## Your instructions
Answer with a number only: how many lines of the data contain "Recording"?

## Information shown
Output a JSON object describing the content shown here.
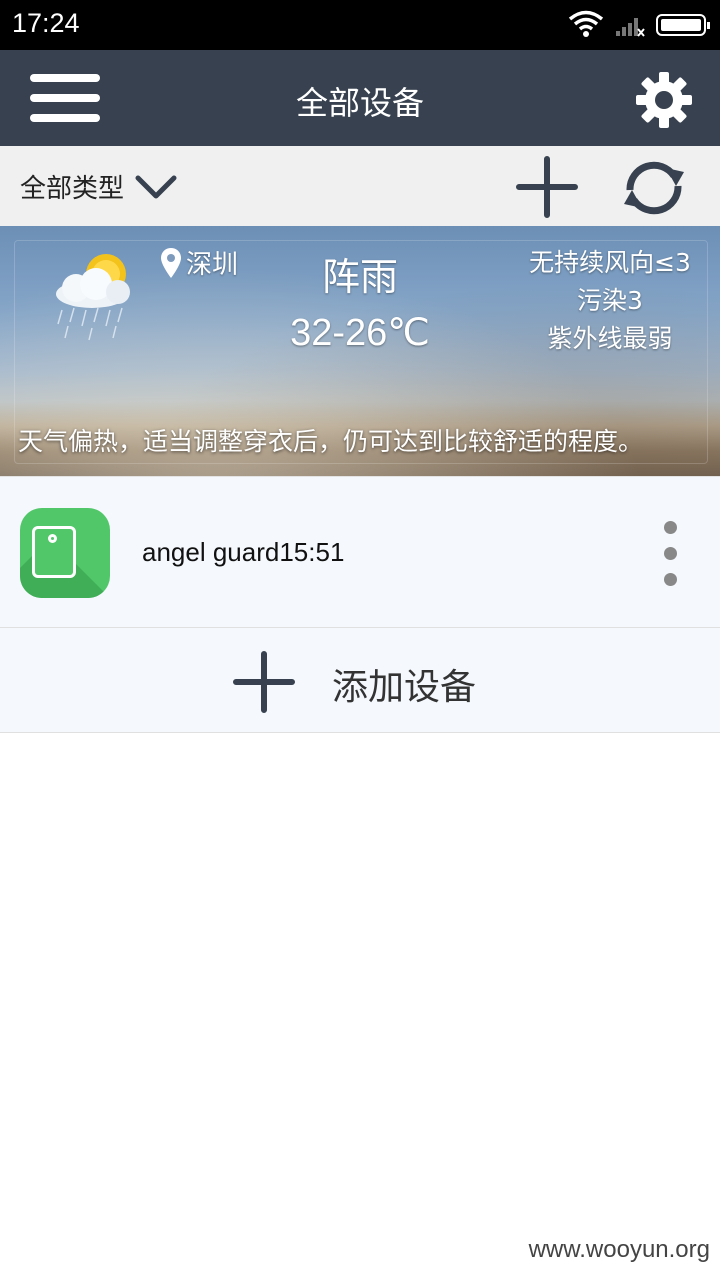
{
  "status_bar": {
    "time": "17:24"
  },
  "header": {
    "title": "全部设备",
    "menu_icon": "menu-icon",
    "settings_icon": "gear-icon"
  },
  "filter": {
    "type_label": "全部类型",
    "add_icon": "plus-icon",
    "refresh_icon": "refresh-icon"
  },
  "weather": {
    "location": "深圳",
    "condition": "阵雨",
    "temperature": "32-26℃",
    "wind": "无持续风向≤3",
    "pollution": "污染3",
    "uv": "紫外线最弱",
    "tip": "天气偏热，适当调整穿衣后，仍可达到比较舒适的程度。"
  },
  "devices": [
    {
      "name": "angel guard15:51",
      "icon": "device-icon",
      "accent": "#52c76a"
    }
  ],
  "add_device": {
    "label": "添加设备"
  },
  "watermark": "www.wooyun.org",
  "colors": {
    "header_bg": "#37414f",
    "filter_bg": "#f0f0f0",
    "device_green": "#52c76a"
  }
}
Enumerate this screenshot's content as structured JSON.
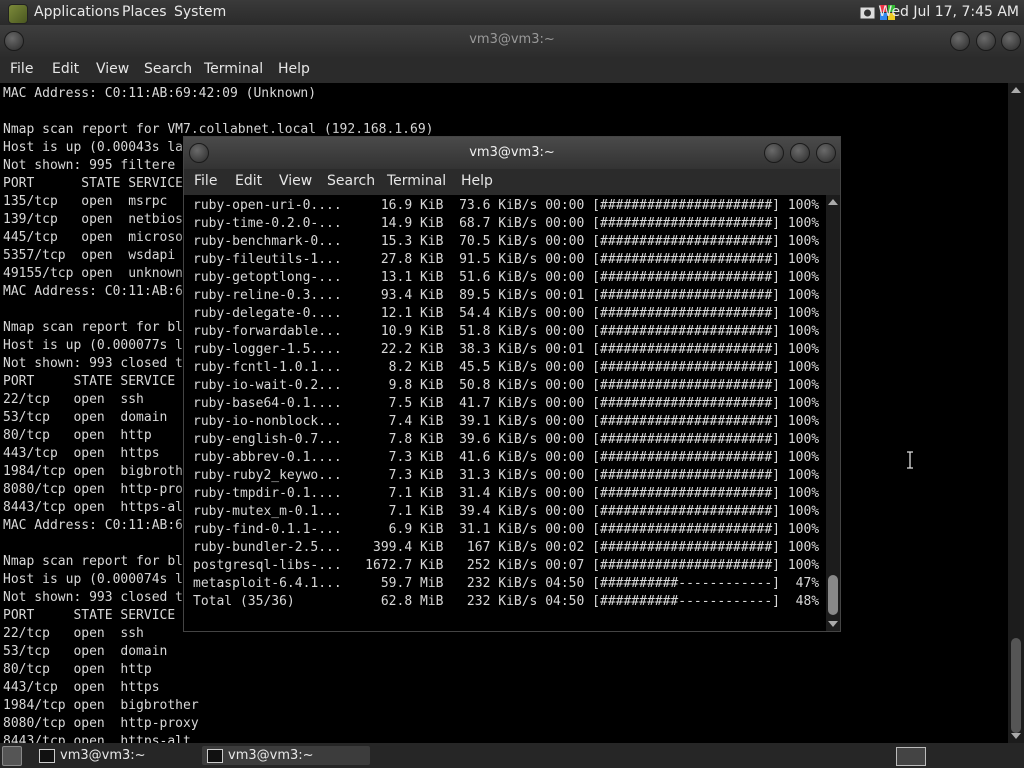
{
  "top_panel": {
    "menus": [
      "Applications",
      "Places",
      "System"
    ],
    "clock": "Wed Jul 17, 7:45 AM"
  },
  "back_window": {
    "title": "vm3@vm3:~",
    "menu": [
      "File",
      "Edit",
      "View",
      "Search",
      "Terminal",
      "Help"
    ],
    "lines": [
      "MAC Address: C0:11:AB:69:42:09 (Unknown)",
      "",
      "Nmap scan report for VM7.collabnet.local (192.168.1.69)",
      "Host is up (0.00043s la",
      "Not shown: 995 filtere",
      "PORT      STATE SERVICE",
      "135/tcp   open  msrpc",
      "139/tcp   open  netbios",
      "445/tcp   open  microso",
      "5357/tcp  open  wsdapi",
      "49155/tcp open  unknown",
      "MAC Address: C0:11:AB:6",
      "",
      "Nmap scan report for bl",
      "Host is up (0.000077s l",
      "Not shown: 993 closed t",
      "PORT     STATE SERVICE",
      "22/tcp   open  ssh",
      "53/tcp   open  domain",
      "80/tcp   open  http",
      "443/tcp  open  https",
      "1984/tcp open  bigbroth",
      "8080/tcp open  http-pro",
      "8443/tcp open  https-al",
      "MAC Address: C0:11:AB:6",
      "",
      "Nmap scan report for bl",
      "Host is up (0.000074s l",
      "Not shown: 993 closed t",
      "PORT     STATE SERVICE",
      "22/tcp   open  ssh",
      "53/tcp   open  domain",
      "80/tcp   open  http",
      "443/tcp  open  https",
      "1984/tcp open  bigbrother",
      "8080/tcp open  http-proxy",
      "8443/tcp open  https-alt"
    ]
  },
  "front_window": {
    "title": "vm3@vm3:~",
    "menu": [
      "File",
      "Edit",
      "View",
      "Search",
      "Terminal",
      "Help"
    ],
    "lines": [
      "ruby-open-uri-0....     16.9 KiB  73.6 KiB/s 00:00 [######################] 100%",
      "ruby-time-0.2.0-...     14.9 KiB  68.7 KiB/s 00:00 [######################] 100%",
      "ruby-benchmark-0...     15.3 KiB  70.5 KiB/s 00:00 [######################] 100%",
      "ruby-fileutils-1...     27.8 KiB  91.5 KiB/s 00:00 [######################] 100%",
      "ruby-getoptlong-...     13.1 KiB  51.6 KiB/s 00:00 [######################] 100%",
      "ruby-reline-0.3....     93.4 KiB  89.5 KiB/s 00:01 [######################] 100%",
      "ruby-delegate-0....     12.1 KiB  54.4 KiB/s 00:00 [######################] 100%",
      "ruby-forwardable...     10.9 KiB  51.8 KiB/s 00:00 [######################] 100%",
      "ruby-logger-1.5....     22.2 KiB  38.3 KiB/s 00:01 [######################] 100%",
      "ruby-fcntl-1.0.1...      8.2 KiB  45.5 KiB/s 00:00 [######################] 100%",
      "ruby-io-wait-0.2...      9.8 KiB  50.8 KiB/s 00:00 [######################] 100%",
      "ruby-base64-0.1....      7.5 KiB  41.7 KiB/s 00:00 [######################] 100%",
      "ruby-io-nonblock...      7.4 KiB  39.1 KiB/s 00:00 [######################] 100%",
      "ruby-english-0.7...      7.8 KiB  39.6 KiB/s 00:00 [######################] 100%",
      "ruby-abbrev-0.1....      7.3 KiB  41.6 KiB/s 00:00 [######################] 100%",
      "ruby-ruby2_keywo...      7.3 KiB  31.3 KiB/s 00:00 [######################] 100%",
      "ruby-tmpdir-0.1....      7.1 KiB  31.4 KiB/s 00:00 [######################] 100%",
      "ruby-mutex_m-0.1...      7.1 KiB  39.4 KiB/s 00:00 [######################] 100%",
      "ruby-find-0.1.1-...      6.9 KiB  31.1 KiB/s 00:00 [######################] 100%",
      "ruby-bundler-2.5...    399.4 KiB   167 KiB/s 00:02 [######################] 100%",
      "postgresql-libs-...   1672.7 KiB   252 KiB/s 00:07 [######################] 100%",
      "metasploit-6.4.1...     59.7 MiB   232 KiB/s 04:50 [##########------------]  47%",
      "Total (35/36)           62.8 MiB   232 KiB/s 04:50 [##########------------]  48%"
    ]
  },
  "taskbar": {
    "tasks": [
      "vm3@vm3:~",
      "vm3@vm3:~"
    ]
  },
  "colors": {
    "terminal_bg": "#000000",
    "terminal_fg": "#d8d8d8",
    "panel_bg": "#2b2b2b"
  }
}
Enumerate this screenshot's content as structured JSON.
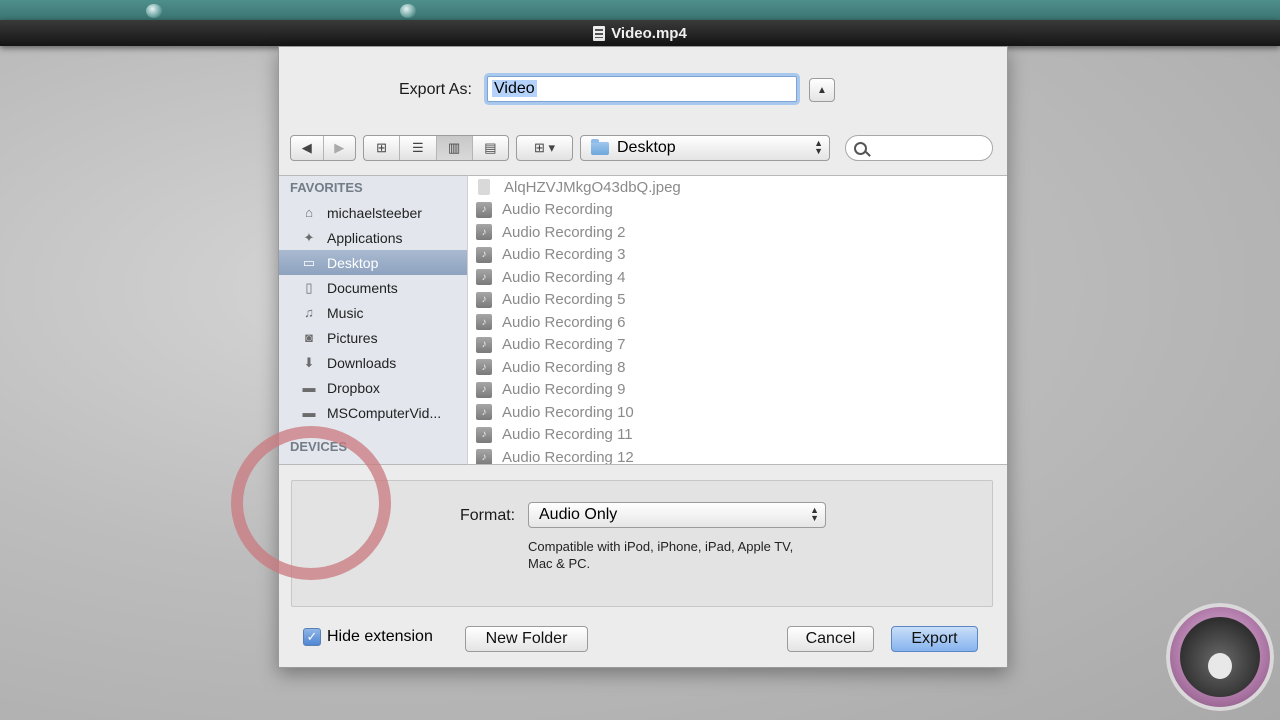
{
  "window": {
    "title": "Video.mp4"
  },
  "sheet": {
    "export_as_label": "Export As:",
    "export_as_value": "Video",
    "location": "Desktop",
    "search_placeholder": ""
  },
  "sidebar": {
    "favorites_header": "FAVORITES",
    "devices_header": "DEVICES",
    "items": [
      {
        "label": "michaelsteeber",
        "icon": "home-icon"
      },
      {
        "label": "Applications",
        "icon": "applications-icon"
      },
      {
        "label": "Desktop",
        "icon": "desktop-icon",
        "selected": true
      },
      {
        "label": "Documents",
        "icon": "documents-icon"
      },
      {
        "label": "Music",
        "icon": "music-icon"
      },
      {
        "label": "Pictures",
        "icon": "camera-icon"
      },
      {
        "label": "Downloads",
        "icon": "downloads-icon"
      },
      {
        "label": "Dropbox",
        "icon": "folder-icon"
      },
      {
        "label": "MSComputerVid...",
        "icon": "folder-icon"
      }
    ]
  },
  "files": [
    {
      "name": "AlqHZVJMkgO43dbQ.jpeg",
      "icon": "image-file-icon"
    },
    {
      "name": "Audio Recording",
      "icon": "audio-file-icon"
    },
    {
      "name": "Audio Recording 2",
      "icon": "audio-file-icon"
    },
    {
      "name": "Audio Recording 3",
      "icon": "audio-file-icon"
    },
    {
      "name": "Audio Recording 4",
      "icon": "audio-file-icon"
    },
    {
      "name": "Audio Recording 5",
      "icon": "audio-file-icon"
    },
    {
      "name": "Audio Recording 6",
      "icon": "audio-file-icon"
    },
    {
      "name": "Audio Recording 7",
      "icon": "audio-file-icon"
    },
    {
      "name": "Audio Recording 8",
      "icon": "audio-file-icon"
    },
    {
      "name": "Audio Recording 9",
      "icon": "audio-file-icon"
    },
    {
      "name": "Audio Recording 10",
      "icon": "audio-file-icon"
    },
    {
      "name": "Audio Recording 11",
      "icon": "audio-file-icon"
    },
    {
      "name": "Audio Recording 12",
      "icon": "audio-file-icon"
    }
  ],
  "format": {
    "label": "Format:",
    "value": "Audio Only",
    "description": "Compatible with iPod, iPhone, iPad, Apple TV, Mac & PC."
  },
  "bottom": {
    "hide_extension_label": "Hide extension",
    "hide_extension_checked": true,
    "new_folder_label": "New Folder",
    "cancel_label": "Cancel",
    "export_label": "Export"
  },
  "colors": {
    "accent": "#86b4ee",
    "highlight_circle": "#ca787d",
    "sidebar_selection": "#8ea3c0"
  }
}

## Written solution
12